REQUIREMENT >> Go through the data and copy each line where the word "root" shows up.

RAW DATA >>

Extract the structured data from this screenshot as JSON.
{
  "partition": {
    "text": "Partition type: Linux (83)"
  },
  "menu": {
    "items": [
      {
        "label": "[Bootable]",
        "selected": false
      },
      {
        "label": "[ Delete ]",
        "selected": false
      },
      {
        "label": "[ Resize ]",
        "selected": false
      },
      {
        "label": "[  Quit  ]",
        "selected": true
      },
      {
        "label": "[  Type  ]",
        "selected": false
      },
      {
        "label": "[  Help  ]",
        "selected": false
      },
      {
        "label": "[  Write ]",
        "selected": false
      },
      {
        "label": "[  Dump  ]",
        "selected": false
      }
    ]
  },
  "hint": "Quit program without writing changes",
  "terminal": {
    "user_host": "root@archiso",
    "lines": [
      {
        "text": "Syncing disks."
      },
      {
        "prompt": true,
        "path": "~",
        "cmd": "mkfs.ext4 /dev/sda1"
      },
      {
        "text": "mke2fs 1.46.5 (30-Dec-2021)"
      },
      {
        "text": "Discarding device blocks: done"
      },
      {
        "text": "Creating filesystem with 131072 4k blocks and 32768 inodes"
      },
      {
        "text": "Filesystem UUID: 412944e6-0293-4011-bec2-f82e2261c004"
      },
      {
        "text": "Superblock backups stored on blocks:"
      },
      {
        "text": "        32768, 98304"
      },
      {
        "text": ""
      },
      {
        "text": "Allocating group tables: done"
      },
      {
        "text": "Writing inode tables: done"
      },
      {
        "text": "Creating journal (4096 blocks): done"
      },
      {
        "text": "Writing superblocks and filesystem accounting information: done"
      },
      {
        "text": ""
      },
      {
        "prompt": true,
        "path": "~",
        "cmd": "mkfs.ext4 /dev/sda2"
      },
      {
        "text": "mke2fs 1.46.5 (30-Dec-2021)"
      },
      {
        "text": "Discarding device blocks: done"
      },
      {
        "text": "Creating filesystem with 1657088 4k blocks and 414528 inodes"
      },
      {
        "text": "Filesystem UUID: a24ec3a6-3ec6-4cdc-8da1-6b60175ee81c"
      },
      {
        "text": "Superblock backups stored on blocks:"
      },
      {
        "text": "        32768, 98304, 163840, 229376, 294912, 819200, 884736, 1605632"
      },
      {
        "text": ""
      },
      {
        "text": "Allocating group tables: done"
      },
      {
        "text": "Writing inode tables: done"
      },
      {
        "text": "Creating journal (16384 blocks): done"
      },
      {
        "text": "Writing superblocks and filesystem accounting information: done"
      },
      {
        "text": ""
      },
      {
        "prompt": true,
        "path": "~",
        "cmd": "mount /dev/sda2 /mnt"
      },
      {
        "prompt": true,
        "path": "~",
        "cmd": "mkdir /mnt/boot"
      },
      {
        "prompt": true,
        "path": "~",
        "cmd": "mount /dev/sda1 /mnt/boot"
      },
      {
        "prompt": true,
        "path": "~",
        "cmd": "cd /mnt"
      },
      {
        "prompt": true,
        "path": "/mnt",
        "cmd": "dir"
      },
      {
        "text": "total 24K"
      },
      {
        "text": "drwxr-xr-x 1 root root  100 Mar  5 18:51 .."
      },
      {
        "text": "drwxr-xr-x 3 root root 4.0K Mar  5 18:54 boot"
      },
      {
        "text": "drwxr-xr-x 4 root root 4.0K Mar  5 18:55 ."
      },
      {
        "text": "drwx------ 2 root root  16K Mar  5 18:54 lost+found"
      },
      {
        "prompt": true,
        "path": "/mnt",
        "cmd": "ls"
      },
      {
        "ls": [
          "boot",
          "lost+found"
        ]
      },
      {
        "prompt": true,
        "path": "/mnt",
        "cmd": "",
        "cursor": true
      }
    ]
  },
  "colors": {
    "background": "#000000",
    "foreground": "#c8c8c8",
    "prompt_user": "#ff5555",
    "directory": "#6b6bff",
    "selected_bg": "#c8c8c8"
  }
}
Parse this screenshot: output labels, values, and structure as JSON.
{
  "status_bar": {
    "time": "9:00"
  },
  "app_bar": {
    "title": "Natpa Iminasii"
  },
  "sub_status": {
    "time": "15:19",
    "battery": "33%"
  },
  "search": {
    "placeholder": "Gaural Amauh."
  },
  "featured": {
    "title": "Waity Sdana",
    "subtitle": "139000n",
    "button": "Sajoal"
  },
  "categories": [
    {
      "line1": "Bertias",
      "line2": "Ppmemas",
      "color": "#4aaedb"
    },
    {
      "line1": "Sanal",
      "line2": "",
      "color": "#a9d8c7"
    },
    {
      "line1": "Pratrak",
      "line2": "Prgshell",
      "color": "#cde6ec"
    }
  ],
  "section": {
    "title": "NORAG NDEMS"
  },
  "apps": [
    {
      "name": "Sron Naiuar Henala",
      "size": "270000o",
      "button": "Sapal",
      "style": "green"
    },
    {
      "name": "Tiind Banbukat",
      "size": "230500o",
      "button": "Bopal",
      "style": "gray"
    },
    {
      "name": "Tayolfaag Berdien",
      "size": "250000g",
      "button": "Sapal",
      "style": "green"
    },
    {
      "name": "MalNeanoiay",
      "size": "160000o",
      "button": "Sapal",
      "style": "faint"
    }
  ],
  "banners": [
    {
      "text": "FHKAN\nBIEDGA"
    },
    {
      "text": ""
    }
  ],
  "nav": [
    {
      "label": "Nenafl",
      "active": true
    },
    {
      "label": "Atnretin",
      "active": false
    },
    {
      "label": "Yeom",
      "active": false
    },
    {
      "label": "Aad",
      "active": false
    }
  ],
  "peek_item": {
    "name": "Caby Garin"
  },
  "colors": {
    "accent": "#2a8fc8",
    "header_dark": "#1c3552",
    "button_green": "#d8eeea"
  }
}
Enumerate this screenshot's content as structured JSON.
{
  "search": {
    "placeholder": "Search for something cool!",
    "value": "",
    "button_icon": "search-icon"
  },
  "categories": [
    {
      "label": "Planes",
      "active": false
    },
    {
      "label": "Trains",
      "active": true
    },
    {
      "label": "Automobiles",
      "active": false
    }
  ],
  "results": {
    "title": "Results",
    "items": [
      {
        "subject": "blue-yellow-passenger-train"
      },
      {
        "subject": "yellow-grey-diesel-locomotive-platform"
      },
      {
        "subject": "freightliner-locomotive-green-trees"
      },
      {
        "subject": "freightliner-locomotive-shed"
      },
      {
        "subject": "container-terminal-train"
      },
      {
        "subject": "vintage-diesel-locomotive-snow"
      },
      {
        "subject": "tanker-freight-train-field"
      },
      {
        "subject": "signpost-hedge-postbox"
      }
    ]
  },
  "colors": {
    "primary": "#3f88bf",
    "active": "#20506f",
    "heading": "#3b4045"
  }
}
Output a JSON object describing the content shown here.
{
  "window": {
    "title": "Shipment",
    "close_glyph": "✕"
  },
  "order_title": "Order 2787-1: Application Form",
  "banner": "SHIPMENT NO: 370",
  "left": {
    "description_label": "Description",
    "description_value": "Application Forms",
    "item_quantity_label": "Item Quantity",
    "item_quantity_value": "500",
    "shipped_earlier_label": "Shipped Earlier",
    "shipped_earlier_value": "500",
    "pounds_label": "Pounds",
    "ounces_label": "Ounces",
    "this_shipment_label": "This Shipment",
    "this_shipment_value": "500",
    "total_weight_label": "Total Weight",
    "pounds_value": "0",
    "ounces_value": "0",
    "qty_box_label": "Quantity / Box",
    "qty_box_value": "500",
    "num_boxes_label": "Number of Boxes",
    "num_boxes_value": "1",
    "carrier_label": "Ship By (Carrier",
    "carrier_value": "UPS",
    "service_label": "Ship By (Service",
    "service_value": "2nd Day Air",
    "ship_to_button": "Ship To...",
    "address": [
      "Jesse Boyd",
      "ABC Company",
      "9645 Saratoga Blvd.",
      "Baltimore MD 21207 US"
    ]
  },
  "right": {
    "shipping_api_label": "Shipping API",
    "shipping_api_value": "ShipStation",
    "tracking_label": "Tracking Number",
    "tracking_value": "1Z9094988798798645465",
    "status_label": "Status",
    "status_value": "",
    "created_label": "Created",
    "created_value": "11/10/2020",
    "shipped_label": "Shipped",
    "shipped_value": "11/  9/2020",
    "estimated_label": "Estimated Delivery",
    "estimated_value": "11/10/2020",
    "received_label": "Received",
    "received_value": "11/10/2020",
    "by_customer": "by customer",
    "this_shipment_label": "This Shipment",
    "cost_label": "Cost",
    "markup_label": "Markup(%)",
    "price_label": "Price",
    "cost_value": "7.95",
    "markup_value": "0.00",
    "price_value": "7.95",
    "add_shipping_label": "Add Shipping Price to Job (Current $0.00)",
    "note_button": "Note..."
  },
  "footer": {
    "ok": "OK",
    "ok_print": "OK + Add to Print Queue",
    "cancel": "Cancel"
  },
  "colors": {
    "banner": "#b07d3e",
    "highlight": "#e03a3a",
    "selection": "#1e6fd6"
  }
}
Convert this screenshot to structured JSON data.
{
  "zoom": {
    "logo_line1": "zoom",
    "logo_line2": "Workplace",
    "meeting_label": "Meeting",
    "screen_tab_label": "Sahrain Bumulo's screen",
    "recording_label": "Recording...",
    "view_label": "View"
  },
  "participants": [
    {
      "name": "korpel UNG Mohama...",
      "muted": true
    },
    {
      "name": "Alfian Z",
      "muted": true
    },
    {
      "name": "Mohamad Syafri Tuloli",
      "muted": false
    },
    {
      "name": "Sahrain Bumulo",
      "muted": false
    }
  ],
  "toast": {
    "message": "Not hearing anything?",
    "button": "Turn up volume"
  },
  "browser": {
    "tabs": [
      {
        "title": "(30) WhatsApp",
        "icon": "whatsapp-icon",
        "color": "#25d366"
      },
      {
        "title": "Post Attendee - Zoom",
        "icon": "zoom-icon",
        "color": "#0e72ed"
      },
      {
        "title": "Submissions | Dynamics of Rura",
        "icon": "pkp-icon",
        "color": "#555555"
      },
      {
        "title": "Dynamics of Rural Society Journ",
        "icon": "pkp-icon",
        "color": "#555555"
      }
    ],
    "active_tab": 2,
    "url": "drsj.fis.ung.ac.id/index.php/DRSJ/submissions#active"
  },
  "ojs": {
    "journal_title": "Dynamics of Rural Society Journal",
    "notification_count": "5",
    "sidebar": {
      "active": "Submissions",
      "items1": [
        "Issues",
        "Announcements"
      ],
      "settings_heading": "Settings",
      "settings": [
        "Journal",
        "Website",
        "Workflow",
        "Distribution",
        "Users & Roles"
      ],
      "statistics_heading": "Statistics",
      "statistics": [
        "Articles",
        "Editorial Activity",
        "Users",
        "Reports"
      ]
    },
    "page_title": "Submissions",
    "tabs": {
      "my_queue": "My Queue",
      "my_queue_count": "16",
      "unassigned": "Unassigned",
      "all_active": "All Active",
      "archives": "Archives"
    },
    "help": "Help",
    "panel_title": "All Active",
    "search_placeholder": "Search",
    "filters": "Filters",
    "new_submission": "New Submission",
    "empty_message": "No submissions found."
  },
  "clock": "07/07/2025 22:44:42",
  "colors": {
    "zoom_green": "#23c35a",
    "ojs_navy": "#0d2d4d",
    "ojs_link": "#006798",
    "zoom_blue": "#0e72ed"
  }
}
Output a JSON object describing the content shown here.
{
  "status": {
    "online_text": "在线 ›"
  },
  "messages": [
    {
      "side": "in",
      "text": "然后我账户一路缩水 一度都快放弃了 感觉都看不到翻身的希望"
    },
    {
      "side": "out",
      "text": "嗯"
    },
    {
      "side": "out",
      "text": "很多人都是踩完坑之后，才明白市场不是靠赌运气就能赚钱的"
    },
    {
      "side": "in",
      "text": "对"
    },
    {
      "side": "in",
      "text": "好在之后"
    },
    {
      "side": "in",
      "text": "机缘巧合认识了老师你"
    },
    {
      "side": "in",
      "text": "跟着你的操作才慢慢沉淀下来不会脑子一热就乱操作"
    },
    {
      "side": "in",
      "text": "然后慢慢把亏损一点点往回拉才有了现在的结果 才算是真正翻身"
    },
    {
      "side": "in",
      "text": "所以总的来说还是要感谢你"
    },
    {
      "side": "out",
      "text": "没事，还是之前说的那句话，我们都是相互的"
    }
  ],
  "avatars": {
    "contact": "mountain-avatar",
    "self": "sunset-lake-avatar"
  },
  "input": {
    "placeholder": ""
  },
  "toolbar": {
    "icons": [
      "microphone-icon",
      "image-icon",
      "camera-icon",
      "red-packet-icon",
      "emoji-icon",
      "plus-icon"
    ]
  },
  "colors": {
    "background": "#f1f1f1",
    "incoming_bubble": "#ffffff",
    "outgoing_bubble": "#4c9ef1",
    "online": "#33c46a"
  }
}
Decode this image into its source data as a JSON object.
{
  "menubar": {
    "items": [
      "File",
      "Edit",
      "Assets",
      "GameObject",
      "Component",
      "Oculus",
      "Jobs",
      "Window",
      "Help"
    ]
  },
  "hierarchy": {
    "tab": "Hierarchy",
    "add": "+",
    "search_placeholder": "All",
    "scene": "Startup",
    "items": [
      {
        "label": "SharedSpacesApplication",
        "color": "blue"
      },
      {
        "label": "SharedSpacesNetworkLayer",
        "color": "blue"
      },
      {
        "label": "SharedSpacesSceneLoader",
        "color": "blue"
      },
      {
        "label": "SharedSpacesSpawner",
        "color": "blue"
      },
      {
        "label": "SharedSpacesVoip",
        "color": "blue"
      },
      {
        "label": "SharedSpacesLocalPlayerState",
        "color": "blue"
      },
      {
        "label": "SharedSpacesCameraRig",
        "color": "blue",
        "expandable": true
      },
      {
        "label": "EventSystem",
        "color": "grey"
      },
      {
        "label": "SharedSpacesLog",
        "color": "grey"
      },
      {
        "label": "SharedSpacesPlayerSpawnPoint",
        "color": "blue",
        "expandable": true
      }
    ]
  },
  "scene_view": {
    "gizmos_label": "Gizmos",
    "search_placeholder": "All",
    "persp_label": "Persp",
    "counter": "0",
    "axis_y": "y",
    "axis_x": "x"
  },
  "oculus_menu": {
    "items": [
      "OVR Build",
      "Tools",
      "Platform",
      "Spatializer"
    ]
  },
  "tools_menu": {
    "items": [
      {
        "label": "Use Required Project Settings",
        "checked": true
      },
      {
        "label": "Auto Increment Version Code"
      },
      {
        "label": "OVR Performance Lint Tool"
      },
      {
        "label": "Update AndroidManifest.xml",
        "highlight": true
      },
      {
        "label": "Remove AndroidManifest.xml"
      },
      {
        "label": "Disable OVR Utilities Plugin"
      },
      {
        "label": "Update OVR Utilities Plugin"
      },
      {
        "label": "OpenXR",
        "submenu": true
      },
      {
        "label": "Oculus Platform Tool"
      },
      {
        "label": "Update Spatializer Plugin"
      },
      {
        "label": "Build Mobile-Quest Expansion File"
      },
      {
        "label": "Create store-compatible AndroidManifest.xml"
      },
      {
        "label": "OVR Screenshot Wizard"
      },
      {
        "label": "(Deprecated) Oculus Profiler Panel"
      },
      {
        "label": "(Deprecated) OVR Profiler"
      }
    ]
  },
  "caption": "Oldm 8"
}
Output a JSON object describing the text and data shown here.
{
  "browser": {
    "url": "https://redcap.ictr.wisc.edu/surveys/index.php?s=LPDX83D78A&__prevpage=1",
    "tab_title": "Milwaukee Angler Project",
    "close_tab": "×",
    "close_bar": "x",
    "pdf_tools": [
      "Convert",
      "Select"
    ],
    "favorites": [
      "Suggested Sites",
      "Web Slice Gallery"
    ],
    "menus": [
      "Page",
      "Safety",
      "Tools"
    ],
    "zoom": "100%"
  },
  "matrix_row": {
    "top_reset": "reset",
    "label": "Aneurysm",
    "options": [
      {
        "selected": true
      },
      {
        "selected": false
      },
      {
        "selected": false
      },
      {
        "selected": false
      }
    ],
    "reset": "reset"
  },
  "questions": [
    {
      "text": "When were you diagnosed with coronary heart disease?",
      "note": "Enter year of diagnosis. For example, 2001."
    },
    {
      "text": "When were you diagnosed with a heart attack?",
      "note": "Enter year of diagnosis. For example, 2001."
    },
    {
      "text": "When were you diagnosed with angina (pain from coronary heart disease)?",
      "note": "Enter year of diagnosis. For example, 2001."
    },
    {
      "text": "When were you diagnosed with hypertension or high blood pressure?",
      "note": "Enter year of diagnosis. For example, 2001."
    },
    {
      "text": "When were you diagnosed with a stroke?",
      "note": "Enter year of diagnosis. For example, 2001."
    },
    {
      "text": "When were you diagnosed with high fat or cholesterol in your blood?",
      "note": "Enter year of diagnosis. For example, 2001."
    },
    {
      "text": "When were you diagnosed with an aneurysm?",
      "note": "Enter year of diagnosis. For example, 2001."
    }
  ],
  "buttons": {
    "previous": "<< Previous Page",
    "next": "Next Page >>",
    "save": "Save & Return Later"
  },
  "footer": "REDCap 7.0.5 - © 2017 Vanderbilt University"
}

RESULT FOR THIS TASK >>
    "user_host": "root@archiso",
        "text": "drwxr-xr-x 1 root root  100 Mar  5 18:51 .."
        "text": "drwxr-xr-x 3 root root 4.0K Mar  5 18:54 boot"
        "text": "drwxr-xr-x 4 root root 4.0K Mar  5 18:55 ."
        "text": "drwx------ 2 root root  16K Mar  5 18:54 lost+found"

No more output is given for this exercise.